We meet a huge variety of people, each engaging: Hot Sausage, Sportcoat’s best friend, is the Cause custodian, who distributes the mysteriously sourced hunks of good cheese that arrives monthly, controls the annual invasion of mysterious ants and works on the decrepit old generator necessary to feed electricity to numerous tenants. Rufus, maker of King Kong and custodian at the Watch hails from Sportcoat’s home town and he is responsible for an identical generator. Mrs. G, wife of Five End’s minister keeps everything running like clockwork for her incompetent and disinterested husband and falls a little bit in love with the Irish police officer who’s looking for Sportcoat, partly to warn him he’s a target and partly to arrest him for shooting Deems. We see a Latina wife whose husband left her for a man in Alaska; two cousins in the Five Ends choir who fell out years ago and express their hate for one another by each trying to be the loudest singer, bringing powerful emotional spirit to the congregation; Pudgy Fingers, Sportcoat’s and Hetty’s son who is a childlike adult, loved by all; the Elephant, son of the deceased Guido Elephanti, a small time organized crime guy who made a promise in jail to his Irish friend, “The Governor” that the Elephant now has to keep; and on and on. Everyone knows everyone else and everyone knows everybody’s business– except that some people keep secrets.
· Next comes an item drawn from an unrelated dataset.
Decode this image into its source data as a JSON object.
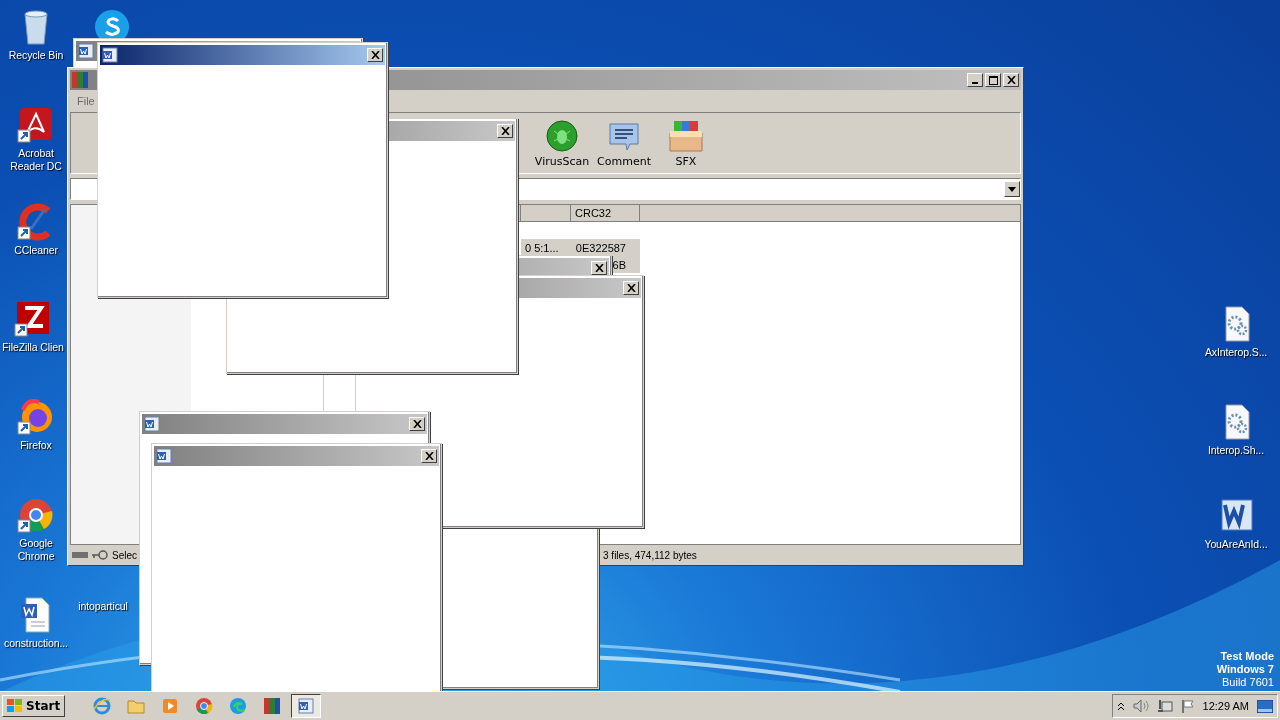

And each person is a fully realized human with a backstory and values developed in the context of their upbringing and their surroundings.
I selected this book as one to listen to on Audible because I really like James McBride’s writing and he won the 2021 Carnegie Medal for fiction for Deacon King Kong. I am so glad I listened to it as the audiobook was very well narrated with accents and speaking styles appropriate to all. I highly recommend this whether you prefer to read or listen to it. I did not want it to end. I could read about these people forever. Alas, as that is not possible, McBride was kind enough to wrap up every subplot neatly and left me satisfied.